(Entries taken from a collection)

━━━━━━━━━━━━━━━━

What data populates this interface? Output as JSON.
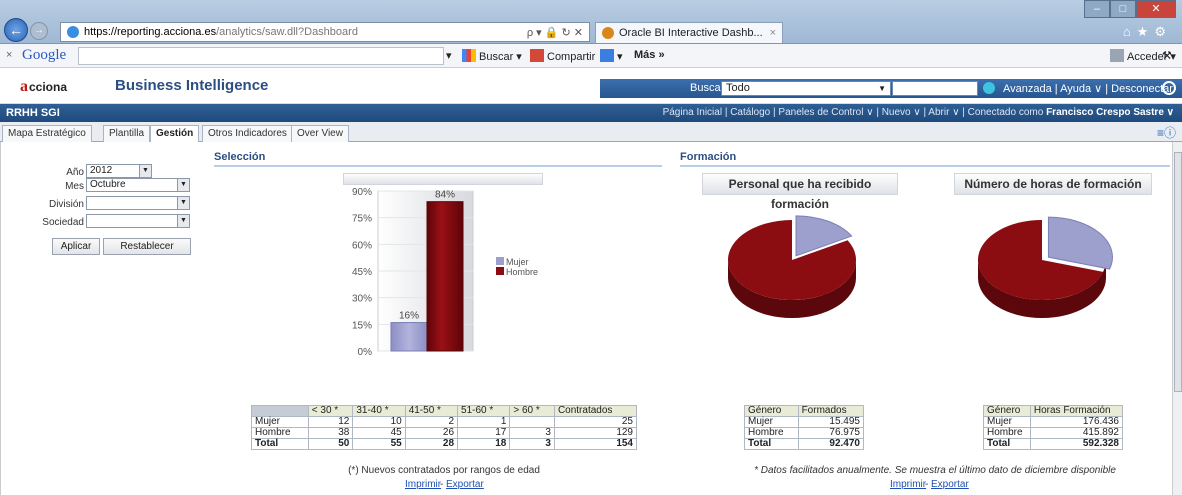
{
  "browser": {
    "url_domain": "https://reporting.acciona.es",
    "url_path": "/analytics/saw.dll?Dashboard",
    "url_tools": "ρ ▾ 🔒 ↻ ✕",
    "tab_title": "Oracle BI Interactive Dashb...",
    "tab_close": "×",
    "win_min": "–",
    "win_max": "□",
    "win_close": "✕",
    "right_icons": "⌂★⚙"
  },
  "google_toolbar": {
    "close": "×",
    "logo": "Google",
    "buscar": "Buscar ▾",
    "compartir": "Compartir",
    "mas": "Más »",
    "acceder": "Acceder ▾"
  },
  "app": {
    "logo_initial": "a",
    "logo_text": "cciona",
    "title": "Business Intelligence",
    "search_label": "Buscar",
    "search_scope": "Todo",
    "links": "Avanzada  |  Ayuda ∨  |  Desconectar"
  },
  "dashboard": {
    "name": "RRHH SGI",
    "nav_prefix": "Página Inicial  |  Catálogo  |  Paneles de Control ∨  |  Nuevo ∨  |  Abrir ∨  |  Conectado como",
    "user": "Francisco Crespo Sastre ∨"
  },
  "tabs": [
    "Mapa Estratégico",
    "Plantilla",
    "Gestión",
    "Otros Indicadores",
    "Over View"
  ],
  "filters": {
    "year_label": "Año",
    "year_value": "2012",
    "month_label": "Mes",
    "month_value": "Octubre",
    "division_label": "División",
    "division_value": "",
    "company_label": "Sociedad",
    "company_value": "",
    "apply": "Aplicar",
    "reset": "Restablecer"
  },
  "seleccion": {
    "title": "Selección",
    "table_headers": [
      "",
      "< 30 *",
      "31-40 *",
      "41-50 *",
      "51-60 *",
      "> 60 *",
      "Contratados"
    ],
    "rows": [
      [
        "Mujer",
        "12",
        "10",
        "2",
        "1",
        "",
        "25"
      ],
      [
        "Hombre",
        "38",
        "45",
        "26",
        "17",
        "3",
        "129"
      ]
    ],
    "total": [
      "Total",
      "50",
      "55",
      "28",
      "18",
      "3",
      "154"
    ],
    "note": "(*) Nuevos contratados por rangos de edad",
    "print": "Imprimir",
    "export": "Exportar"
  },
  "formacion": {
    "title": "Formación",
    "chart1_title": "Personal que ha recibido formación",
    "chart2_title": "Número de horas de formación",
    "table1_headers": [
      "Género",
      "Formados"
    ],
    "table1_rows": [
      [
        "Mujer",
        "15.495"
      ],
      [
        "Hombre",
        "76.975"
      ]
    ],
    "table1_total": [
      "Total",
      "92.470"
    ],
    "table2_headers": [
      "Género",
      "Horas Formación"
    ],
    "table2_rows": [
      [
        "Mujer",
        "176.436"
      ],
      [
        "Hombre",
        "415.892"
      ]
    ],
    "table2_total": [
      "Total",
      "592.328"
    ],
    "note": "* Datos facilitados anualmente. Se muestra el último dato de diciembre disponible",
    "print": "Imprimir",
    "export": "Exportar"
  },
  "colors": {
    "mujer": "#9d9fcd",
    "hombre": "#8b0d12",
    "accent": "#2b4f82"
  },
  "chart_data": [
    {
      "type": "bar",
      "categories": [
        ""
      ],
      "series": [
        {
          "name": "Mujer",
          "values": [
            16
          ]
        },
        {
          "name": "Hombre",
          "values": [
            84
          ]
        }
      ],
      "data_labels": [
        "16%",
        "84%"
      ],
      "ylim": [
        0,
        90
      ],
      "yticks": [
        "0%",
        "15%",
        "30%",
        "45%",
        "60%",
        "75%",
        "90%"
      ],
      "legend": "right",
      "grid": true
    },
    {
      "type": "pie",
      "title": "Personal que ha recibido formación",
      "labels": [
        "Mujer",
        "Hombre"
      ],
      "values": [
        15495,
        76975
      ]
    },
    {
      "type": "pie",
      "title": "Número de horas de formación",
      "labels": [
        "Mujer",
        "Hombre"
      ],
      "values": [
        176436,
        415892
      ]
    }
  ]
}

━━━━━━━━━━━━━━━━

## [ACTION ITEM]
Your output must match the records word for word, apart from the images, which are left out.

## [RESULT OF THIS EXERCISE]
What data populates this interface? Output as JSON.
{
  "browser": {
    "url_domain": "https://reporting.acciona.es",
    "url_path": "/analytics/saw.dll?Dashboard",
    "url_tools": "ρ ▾ 🔒 ↻ ✕",
    "tab_title": "Oracle BI Interactive Dashb...",
    "tab_close": "×",
    "win_min": "–",
    "win_max": "□",
    "win_close": "✕",
    "right_icons": "⌂★⚙"
  },
  "google_toolbar": {
    "close": "×",
    "logo": "Google",
    "buscar": "Buscar ▾",
    "compartir": "Compartir",
    "mas": "Más »",
    "acceder": "Acceder ▾"
  },
  "app": {
    "logo_initial": "a",
    "logo_text": "cciona",
    "title": "Business Intelligence",
    "search_label": "Buscar",
    "search_scope": "Todo",
    "links": "Avanzada  |  Ayuda ∨  |  Desconectar"
  },
  "dashboard": {
    "name": "RRHH SGI",
    "nav_prefix": "Página Inicial  |  Catálogo  |  Paneles de Control ∨  |  Nuevo ∨  |  Abrir ∨  |  Conectado como",
    "user": "Francisco Crespo Sastre ∨"
  },
  "tabs": [
    "Mapa Estratégico",
    "Plantilla",
    "Gestión",
    "Otros Indicadores",
    "Over View"
  ],
  "filters": {
    "year_label": "Año",
    "year_value": "2012",
    "month_label": "Mes",
    "month_value": "Octubre",
    "division_label": "División",
    "division_value": "",
    "company_label": "Sociedad",
    "company_value": "",
    "apply": "Aplicar",
    "reset": "Restablecer"
  },
  "seleccion": {
    "title": "Selección",
    "table_headers": [
      "",
      "< 30 *",
      "31-40 *",
      "41-50 *",
      "51-60 *",
      "> 60 *",
      "Contratados"
    ],
    "rows": [
      [
        "Mujer",
        "12",
        "10",
        "2",
        "1",
        "",
        "25"
      ],
      [
        "Hombre",
        "38",
        "45",
        "26",
        "17",
        "3",
        "129"
      ]
    ],
    "total": [
      "Total",
      "50",
      "55",
      "28",
      "18",
      "3",
      "154"
    ],
    "note": "(*) Nuevos contratados por rangos de edad",
    "print": "Imprimir",
    "export": "Exportar"
  },
  "formacion": {
    "title": "Formación",
    "chart1_title": "Personal que ha recibido formación",
    "chart2_title": "Número de horas de formación",
    "table1_headers": [
      "Género",
      "Formados"
    ],
    "table1_rows": [
      [
        "Mujer",
        "15.495"
      ],
      [
        "Hombre",
        "76.975"
      ]
    ],
    "table1_total": [
      "Total",
      "92.470"
    ],
    "table2_headers": [
      "Género",
      "Horas Formación"
    ],
    "table2_rows": [
      [
        "Mujer",
        "176.436"
      ],
      [
        "Hombre",
        "415.892"
      ]
    ],
    "table2_total": [
      "Total",
      "592.328"
    ],
    "note": "* Datos facilitados anualmente. Se muestra el último dato de diciembre disponible",
    "print": "Imprimir",
    "export": "Exportar"
  },
  "colors": {
    "mujer": "#9d9fcd",
    "hombre": "#8b0d12",
    "accent": "#2b4f82"
  },
  "chart_data": [
    {
      "type": "bar",
      "categories": [
        ""
      ],
      "series": [
        {
          "name": "Mujer",
          "values": [
            16
          ]
        },
        {
          "name": "Hombre",
          "values": [
            84
          ]
        }
      ],
      "data_labels": [
        "16%",
        "84%"
      ],
      "ylim": [
        0,
        90
      ],
      "yticks": [
        "0%",
        "15%",
        "30%",
        "45%",
        "60%",
        "75%",
        "90%"
      ],
      "legend": "right",
      "grid": true
    },
    {
      "type": "pie",
      "title": "Personal que ha recibido formación",
      "labels": [
        "Mujer",
        "Hombre"
      ],
      "values": [
        15495,
        76975
      ]
    },
    {
      "type": "pie",
      "title": "Número de horas de formación",
      "labels": [
        "Mujer",
        "Hombre"
      ],
      "values": [
        176436,
        415892
      ]
    }
  ]
}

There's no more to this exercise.